Tizi is on the phone with a health-care professional up the hill, at the hospital in San Marino. It’s the day before our departure. Both of us have just tested positive for Covid. Over here they call it a tampone–the skewers that go up your nose and into your sinus cavities, swabbing around for evidence of the plague. We get our test at the pharmacy in Grotta Rossa, a little drive-through village between San Marino and Rimini. The pharmacist takes us, one at a time, outside onto the drive, turns us in the direction of the sunlight, and in go the tampone and out they come, and we walk, blinking back the tears, back inside to pay the 15 euros each. The pharmacist says she’ll have results in 15 minutes.  


The Road Signs of Italy–What??

Driving into Rimini the other night, I saw a road sign that made no sense. To me the sign said, like, Do something. Or possibly, Don’t do something. And do it, or don’t do it, soon after you see this sign. Maybe right way. I didn’t do anything. In so not doing, I figured I had a 50 percent chance of being right. This is my modus operandi. Don’t do anything, and don’t do it very slowly so you can change course if needed. 


The Mountain Moves Us: San Marino Days

“You can’t hear that?” Tizi says.


She rolls on her side, facing me in bed.  “Try.”

“Try,” I say. “You either hear something or you don’t.”
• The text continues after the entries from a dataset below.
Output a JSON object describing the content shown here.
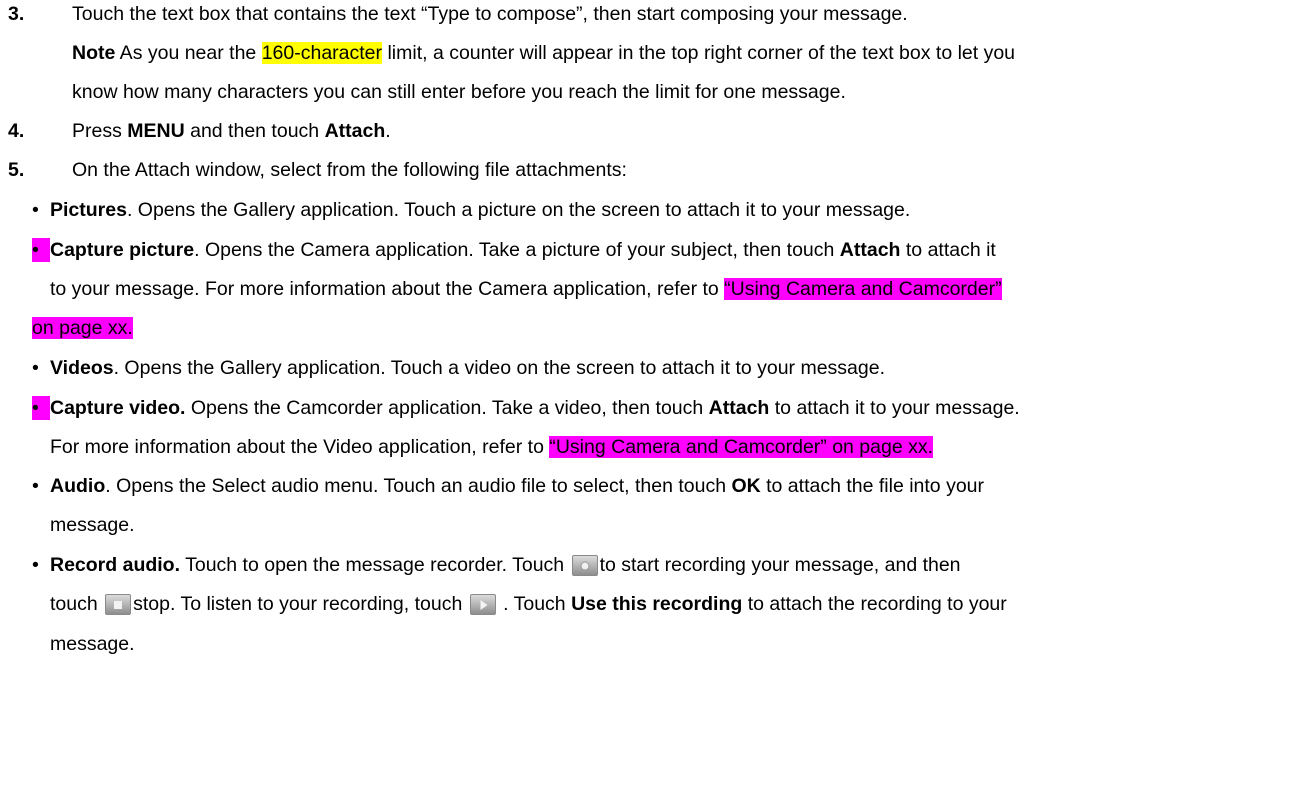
{
  "steps": [
    {
      "num": "3.",
      "text": "Touch the text box that contains the text “Type to compose”, then start composing your message.",
      "note_label": "Note",
      "note_pre": " As you near the ",
      "note_highlight": "160-character",
      "note_post": " limit, a counter will appear in the top right corner of the text box to let you",
      "note_line2": "know how many characters you can still enter before you reach the limit for one message."
    },
    {
      "num": "4.",
      "pre": "Press ",
      "menu": "MENU",
      "mid": " and then touch ",
      "attach": "Attach",
      "post": "."
    },
    {
      "num": "5.",
      "text": "On the Attach window, select from the following file attachments:"
    }
  ],
  "bullets": {
    "symbol": "•",
    "pictures": {
      "label": "Pictures",
      "text": ". Opens the Gallery application. Touch a picture on the screen to attach it to your message."
    },
    "capture_picture": {
      "label": "Capture picture",
      "text1": ". Opens the Camera application. Take a picture of your subject, then touch ",
      "attach": "Attach",
      "text2": " to attach it",
      "line2": "to your message. For more information about the Camera application, refer to ",
      "ref_line2": " “Using Camera and Camcorder”",
      "ref_line3": "on page xx."
    },
    "videos": {
      "label": "Videos",
      "text": ". Opens the Gallery application. Touch a video on the screen to attach it to your message."
    },
    "capture_video": {
      "label": "Capture video.",
      "text1": " Opens the Camcorder application. Take a video, then touch ",
      "attach": "Attach",
      "text2": " to attach it to your message.",
      "line2": "For more information about the Video application, refer to ",
      "ref": " “Using Camera and  Camcorder” on page xx."
    },
    "audio": {
      "label": "Audio",
      "text1": ". Opens the Select audio menu. Touch an audio file to select, then touch ",
      "ok": "OK",
      "text2": " to attach the file into your",
      "line2": "message."
    },
    "record_audio": {
      "label": "Record audio.",
      "text1": " Touch to open the message recorder. Touch ",
      "text2": "to start recording your message, and then",
      "line2_a": "touch ",
      "line2_b": "stop. To listen to your recording, touch ",
      "line2_c": " . Touch ",
      "use_rec": "Use this recording",
      "line2_d": " to attach the recording to your",
      "line3": "message."
    }
  },
  "icons": {
    "record": "record-button-icon",
    "stop": "stop-button-icon",
    "play": "play-button-icon"
  },
  "colors": {
    "yellow_highlight": "#ffff00",
    "magenta_highlight": "#ff00ff"
  }
}
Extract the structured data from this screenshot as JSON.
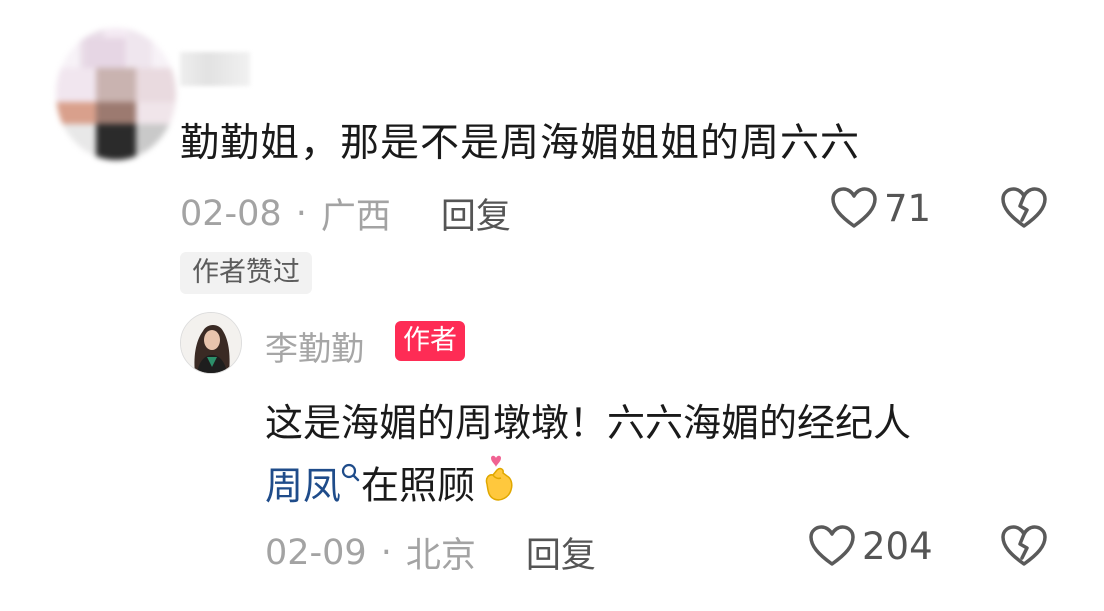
{
  "comment_main": {
    "text": "勤勤姐，那是不是周海媚姐姐的周六六",
    "date": "02-08",
    "separator": "·",
    "location": "广西",
    "reply_label": "回复",
    "likes": "71",
    "author_liked_label": "作者赞过"
  },
  "comment_reply": {
    "username": "李勤勤",
    "author_badge": "作者",
    "text_line1": "这是海媚的周墩墩！六六海媚的经纪人",
    "mention": "周凤",
    "text_line2_after": "在照顾",
    "date": "02-09",
    "separator": "·",
    "location": "北京",
    "reply_label": "回复",
    "likes": "204"
  },
  "colors": {
    "badge": "#fe2c55",
    "mention": "#1f4c8a",
    "meta": "#a3a3a3"
  },
  "icons": {
    "like": "heart-outline-icon",
    "dislike": "broken-heart-icon",
    "search": "search-icon",
    "emoji": "finger-heart-emoji"
  }
}
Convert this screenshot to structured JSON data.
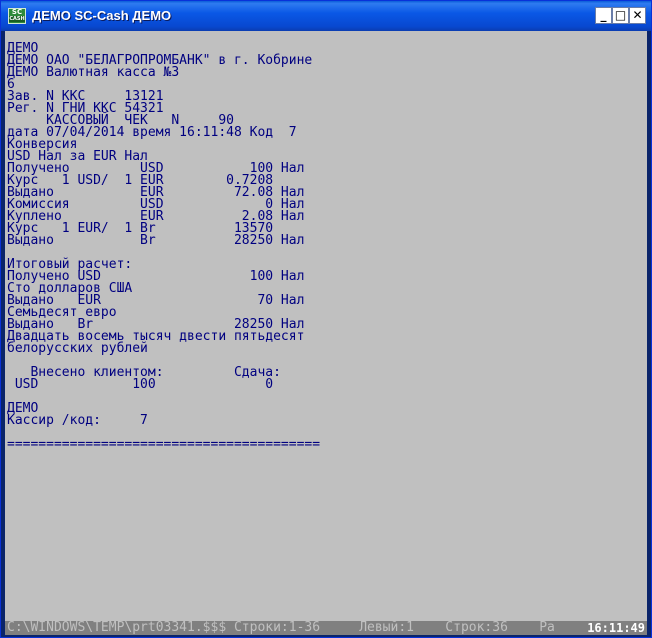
{
  "window": {
    "title": "ДЕМО SC-Cash ДЕМО",
    "icon_text_top": "SC",
    "icon_text_bottom": "CASH",
    "minimize_label": "_",
    "maximize_label": "□",
    "close_label": "✕"
  },
  "receipt": {
    "lines": [
      "ДЕМО",
      "ДЕМО ОАО \"БЕЛАГРОПРОМБАНК\" в г. Кобрине",
      "ДЕМО Валютная касса №3",
      "6",
      "Зав. N ККС     13121",
      "Рег. N ГНИ ККС 54321",
      "     КАССОВЫЙ  ЧЕК   N     90",
      "дата 07/04/2014 время 16:11:48 Код  7",
      "Конверсия",
      "USD Нал за EUR Нал",
      "Получено         USD           100 Нал",
      "Курс   1 USD/  1 EUR        0.7208",
      "Выдано           EUR         72.08 Нал",
      "Комиссия         USD             0 Нал",
      "Куплено          EUR          2.08 Нал",
      "Курс   1 EUR/  1 Br          13570",
      "Выдано           Br          28250 Нал",
      "",
      "Итоговый расчет:",
      "Получено USD                   100 Нал",
      "Сто долларов США",
      "Выдано   EUR                    70 Нал",
      "Семьдесят евро",
      "Выдано   Br                  28250 Нал",
      "Двадцать восемь тысяч двести пятьдесят",
      "белорусских рублей",
      "",
      "   Внесено клиентом:         Сдача:",
      " USD            100              0",
      "",
      "ДЕМО",
      "Кассир /код:     7",
      "",
      "========================================"
    ]
  },
  "status": {
    "text": "C:\\WINDOWS\\TEMP\\prt03341.$$$ Строки:1-36     Левый:1    Строк:36    Ра",
    "clock": "16:11:49"
  }
}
It’s 4:00 a.m. She wants me to hear a bird. I want to hear the bird.  I get up and walk to the foot of the bed where there are double doors that open onto a balcony. We have the serrande lowered all the way to shut out most of the light and provide a little dead air space. Every morning, without fail, I hear a dove out there. Wherever I am in the apartment I hear the dove. Also a couple roosters will start up in another 30-45 minutes. I’ll hear those. But this bird, the one she has been remarking on the last few mornings, I do not hear.